----- INFORMATION GIVEN

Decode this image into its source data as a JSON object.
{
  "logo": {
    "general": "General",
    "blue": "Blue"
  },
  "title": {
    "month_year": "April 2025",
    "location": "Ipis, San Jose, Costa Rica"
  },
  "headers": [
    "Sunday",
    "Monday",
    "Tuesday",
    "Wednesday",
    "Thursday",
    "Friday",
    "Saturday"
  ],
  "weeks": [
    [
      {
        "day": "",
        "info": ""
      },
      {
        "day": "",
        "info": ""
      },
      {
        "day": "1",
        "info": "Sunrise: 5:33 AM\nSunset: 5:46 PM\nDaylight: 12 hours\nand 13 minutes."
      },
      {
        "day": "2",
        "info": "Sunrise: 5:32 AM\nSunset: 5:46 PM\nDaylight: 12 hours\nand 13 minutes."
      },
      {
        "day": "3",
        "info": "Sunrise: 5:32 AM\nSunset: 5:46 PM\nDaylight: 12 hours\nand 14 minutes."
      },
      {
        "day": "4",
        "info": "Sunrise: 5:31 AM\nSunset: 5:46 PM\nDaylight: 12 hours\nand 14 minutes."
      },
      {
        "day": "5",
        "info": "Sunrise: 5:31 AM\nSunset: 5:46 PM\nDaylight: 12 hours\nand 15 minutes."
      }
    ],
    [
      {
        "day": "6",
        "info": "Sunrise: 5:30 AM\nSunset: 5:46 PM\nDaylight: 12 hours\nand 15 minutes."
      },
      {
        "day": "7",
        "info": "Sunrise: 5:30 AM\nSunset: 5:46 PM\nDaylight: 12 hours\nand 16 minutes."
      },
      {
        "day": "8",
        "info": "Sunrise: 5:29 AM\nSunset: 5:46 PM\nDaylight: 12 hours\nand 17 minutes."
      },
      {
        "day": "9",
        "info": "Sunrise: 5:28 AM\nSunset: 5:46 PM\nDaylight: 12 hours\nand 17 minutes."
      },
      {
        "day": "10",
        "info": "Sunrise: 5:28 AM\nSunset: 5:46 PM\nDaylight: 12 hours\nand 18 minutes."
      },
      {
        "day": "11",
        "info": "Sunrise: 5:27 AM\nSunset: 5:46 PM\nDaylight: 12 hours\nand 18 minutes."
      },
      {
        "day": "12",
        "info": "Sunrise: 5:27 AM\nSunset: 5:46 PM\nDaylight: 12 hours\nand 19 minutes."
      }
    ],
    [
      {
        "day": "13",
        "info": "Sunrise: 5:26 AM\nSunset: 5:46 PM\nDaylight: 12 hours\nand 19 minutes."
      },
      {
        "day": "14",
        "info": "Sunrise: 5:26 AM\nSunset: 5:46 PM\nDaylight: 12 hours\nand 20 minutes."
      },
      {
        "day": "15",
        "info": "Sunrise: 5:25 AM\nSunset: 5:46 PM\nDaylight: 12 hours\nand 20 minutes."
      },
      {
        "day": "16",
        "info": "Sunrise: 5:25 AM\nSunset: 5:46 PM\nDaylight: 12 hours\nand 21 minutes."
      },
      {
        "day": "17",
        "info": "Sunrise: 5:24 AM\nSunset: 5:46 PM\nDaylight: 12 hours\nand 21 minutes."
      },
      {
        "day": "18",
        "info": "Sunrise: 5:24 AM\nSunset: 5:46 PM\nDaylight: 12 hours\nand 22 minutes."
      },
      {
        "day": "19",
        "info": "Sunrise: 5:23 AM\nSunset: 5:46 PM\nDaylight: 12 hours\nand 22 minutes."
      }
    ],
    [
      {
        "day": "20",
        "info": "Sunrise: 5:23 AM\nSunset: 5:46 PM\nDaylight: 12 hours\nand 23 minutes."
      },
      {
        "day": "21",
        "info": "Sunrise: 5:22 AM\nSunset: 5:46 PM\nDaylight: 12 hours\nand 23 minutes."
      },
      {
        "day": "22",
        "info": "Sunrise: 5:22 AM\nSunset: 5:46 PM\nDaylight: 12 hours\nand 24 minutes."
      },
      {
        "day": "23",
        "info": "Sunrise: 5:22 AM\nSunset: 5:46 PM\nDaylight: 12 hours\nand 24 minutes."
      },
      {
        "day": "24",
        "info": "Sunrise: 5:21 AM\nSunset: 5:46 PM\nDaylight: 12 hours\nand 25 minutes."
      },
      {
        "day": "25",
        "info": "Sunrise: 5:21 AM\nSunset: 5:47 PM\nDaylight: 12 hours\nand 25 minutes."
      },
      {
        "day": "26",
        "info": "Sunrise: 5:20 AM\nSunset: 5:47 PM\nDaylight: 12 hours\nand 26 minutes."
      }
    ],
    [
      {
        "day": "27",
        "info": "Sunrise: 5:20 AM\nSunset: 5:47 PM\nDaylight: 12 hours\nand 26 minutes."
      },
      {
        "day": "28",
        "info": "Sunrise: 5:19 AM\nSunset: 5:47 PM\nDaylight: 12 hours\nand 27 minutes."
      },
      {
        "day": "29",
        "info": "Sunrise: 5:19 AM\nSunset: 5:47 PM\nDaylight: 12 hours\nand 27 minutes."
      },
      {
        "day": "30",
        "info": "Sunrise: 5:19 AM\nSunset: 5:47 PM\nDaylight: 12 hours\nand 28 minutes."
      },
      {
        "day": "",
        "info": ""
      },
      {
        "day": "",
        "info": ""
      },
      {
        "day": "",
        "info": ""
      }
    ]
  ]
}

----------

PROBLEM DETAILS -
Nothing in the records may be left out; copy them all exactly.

ANSWER SECTION -
Decode this image into its source data as a JSON object.
{
  "logo": {
    "general": "General",
    "blue": "Blue"
  },
  "title": {
    "month_year": "April 2025",
    "location": "Ipis, San Jose, Costa Rica"
  },
  "headers": [
    "Sunday",
    "Monday",
    "Tuesday",
    "Wednesday",
    "Thursday",
    "Friday",
    "Saturday"
  ],
  "weeks": [
    [
      {
        "day": "",
        "info": ""
      },
      {
        "day": "",
        "info": ""
      },
      {
        "day": "1",
        "info": "Sunrise: 5:33 AM\nSunset: 5:46 PM\nDaylight: 12 hours\nand 13 minutes."
      },
      {
        "day": "2",
        "info": "Sunrise: 5:32 AM\nSunset: 5:46 PM\nDaylight: 12 hours\nand 13 minutes."
      },
      {
        "day": "3",
        "info": "Sunrise: 5:32 AM\nSunset: 5:46 PM\nDaylight: 12 hours\nand 14 minutes."
      },
      {
        "day": "4",
        "info": "Sunrise: 5:31 AM\nSunset: 5:46 PM\nDaylight: 12 hours\nand 14 minutes."
      },
      {
        "day": "5",
        "info": "Sunrise: 5:31 AM\nSunset: 5:46 PM\nDaylight: 12 hours\nand 15 minutes."
      }
    ],
    [
      {
        "day": "6",
        "info": "Sunrise: 5:30 AM\nSunset: 5:46 PM\nDaylight: 12 hours\nand 15 minutes."
      },
      {
        "day": "7",
        "info": "Sunrise: 5:30 AM\nSunset: 5:46 PM\nDaylight: 12 hours\nand 16 minutes."
      },
      {
        "day": "8",
        "info": "Sunrise: 5:29 AM\nSunset: 5:46 PM\nDaylight: 12 hours\nand 17 minutes."
      },
      {
        "day": "9",
        "info": "Sunrise: 5:28 AM\nSunset: 5:46 PM\nDaylight: 12 hours\nand 17 minutes."
      },
      {
        "day": "10",
        "info": "Sunrise: 5:28 AM\nSunset: 5:46 PM\nDaylight: 12 hours\nand 18 minutes."
      },
      {
        "day": "11",
        "info": "Sunrise: 5:27 AM\nSunset: 5:46 PM\nDaylight: 12 hours\nand 18 minutes."
      },
      {
        "day": "12",
        "info": "Sunrise: 5:27 AM\nSunset: 5:46 PM\nDaylight: 12 hours\nand 19 minutes."
      }
    ],
    [
      {
        "day": "13",
        "info": "Sunrise: 5:26 AM\nSunset: 5:46 PM\nDaylight: 12 hours\nand 19 minutes."
      },
      {
        "day": "14",
        "info": "Sunrise: 5:26 AM\nSunset: 5:46 PM\nDaylight: 12 hours\nand 20 minutes."
      },
      {
        "day": "15",
        "info": "Sunrise: 5:25 AM\nSunset: 5:46 PM\nDaylight: 12 hours\nand 20 minutes."
      },
      {
        "day": "16",
        "info": "Sunrise: 5:25 AM\nSunset: 5:46 PM\nDaylight: 12 hours\nand 21 minutes."
      },
      {
        "day": "17",
        "info": "Sunrise: 5:24 AM\nSunset: 5:46 PM\nDaylight: 12 hours\nand 21 minutes."
      },
      {
        "day": "18",
        "info": "Sunrise: 5:24 AM\nSunset: 5:46 PM\nDaylight: 12 hours\nand 22 minutes."
      },
      {
        "day": "19",
        "info": "Sunrise: 5:23 AM\nSunset: 5:46 PM\nDaylight: 12 hours\nand 22 minutes."
      }
    ],
    [
      {
        "day": "20",
        "info": "Sunrise: 5:23 AM\nSunset: 5:46 PM\nDaylight: 12 hours\nand 23 minutes."
      },
      {
        "day": "21",
        "info": "Sunrise: 5:22 AM\nSunset: 5:46 PM\nDaylight: 12 hours\nand 23 minutes."
      },
      {
        "day": "22",
        "info": "Sunrise: 5:22 AM\nSunset: 5:46 PM\nDaylight: 12 hours\nand 24 minutes."
      },
      {
        "day": "23",
        "info": "Sunrise: 5:22 AM\nSunset: 5:46 PM\nDaylight: 12 hours\nand 24 minutes."
      },
      {
        "day": "24",
        "info": "Sunrise: 5:21 AM\nSunset: 5:46 PM\nDaylight: 12 hours\nand 25 minutes."
      },
      {
        "day": "25",
        "info": "Sunrise: 5:21 AM\nSunset: 5:47 PM\nDaylight: 12 hours\nand 25 minutes."
      },
      {
        "day": "26",
        "info": "Sunrise: 5:20 AM\nSunset: 5:47 PM\nDaylight: 12 hours\nand 26 minutes."
      }
    ],
    [
      {
        "day": "27",
        "info": "Sunrise: 5:20 AM\nSunset: 5:47 PM\nDaylight: 12 hours\nand 26 minutes."
      },
      {
        "day": "28",
        "info": "Sunrise: 5:19 AM\nSunset: 5:47 PM\nDaylight: 12 hours\nand 27 minutes."
      },
      {
        "day": "29",
        "info": "Sunrise: 5:19 AM\nSunset: 5:47 PM\nDaylight: 12 hours\nand 27 minutes."
      },
      {
        "day": "30",
        "info": "Sunrise: 5:19 AM\nSunset: 5:47 PM\nDaylight: 12 hours\nand 28 minutes."
      },
      {
        "day": "",
        "info": ""
      },
      {
        "day": "",
        "info": ""
      },
      {
        "day": "",
        "info": ""
      }
    ]
  ]
}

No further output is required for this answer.